15D2d1sounds no worse than] <is the same as>
16D2d2After] <Now that>
16D2d1the] <his>
17D2d1<And> <n> Now you will \ <have> / \ shall / not joined \ <swelled> / \ swell / the throng No fear you now should join the throng
17D2d2Now you will not] No fear you now should \ <Now you'll never>
18D2d1wore their honours out] lived \ stayed / a <day> \ spell / too long
19D1Runners] Of runners
20D1And] \ <Or> /
20D1died] die<s>d
21D1So now with ribboned breast invade <So, now with laurel<s> undecayed> \ <before the laurels fade> / \ <unbeaten, unafraid> / , \ So set, before its echoes fade, /
22D1First in the race, \ Unbeaten yet, / the sill of shade, <Set foot upon> \ The fleet foot on / the sill of shade
23D1low] <dark>
25D1that early-laurelled] your early-laurelled \ that young and laurelled /
25D2d2that]<your>
26D1flock to gaze] throng to gaze \ come and gaze /
27D1find unwithered on] yet unfaded round
28D1The] \ <Your> /
28D1garland] garland<s>
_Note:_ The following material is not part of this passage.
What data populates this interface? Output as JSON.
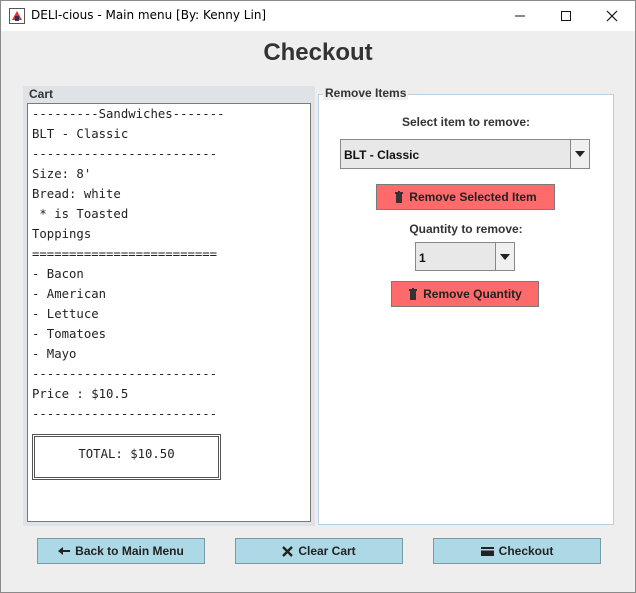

Top ▲ Questions
Line Question
5How does the poet develop the contrast between the last time that the athlete was carried home shoulder-high and when that happens again, "To-day"?
13Why do you think the poet changed the word "cloudy" from the drafts to "shady" in the final version?
13-14It is clear from the drafts that Housman experimented a great deal with these lines. Consider the alternatives suggested in the drafts:

a. Shut your eyes and keep them shut
And never see your record cut
b. Now the eye that night has shut
Never sees his record cut
c. He / The man whose eye the night has shut
Will never see the record cut
d. Eyes the night has filled with smoke
Will never see the record broke

What are the merits of each and how is the final line, "Eyes the shady night has shut," superior to the others?

17Why do you think the poet returned in the final version to the word "swell", which was replaced with "join" after the first draft? What different ideas does the word suggest?
17-18Once again, consider the possible alternatives to these lines, formed from the various drafts:

a. Now you have not joined the throng
Of those who lived a day too long
b. No fear you now should join the throng
Of those who stayed a spell / too long
c. Now you'll never join the throng
Of those who stayed a spell too long

What are the merits of each and how is the final line, "Now you will not swell the rout," superior to the others?

19The poet removes the repetition of the word "Of" at the beginning of the line and thereby shortens it by one syllable. What is the effect on the meaning and tone of this two-fold change?
Whole poemThis poem is one of a number that consider the untimely or early death of youth. What message do you think this particular poem carries?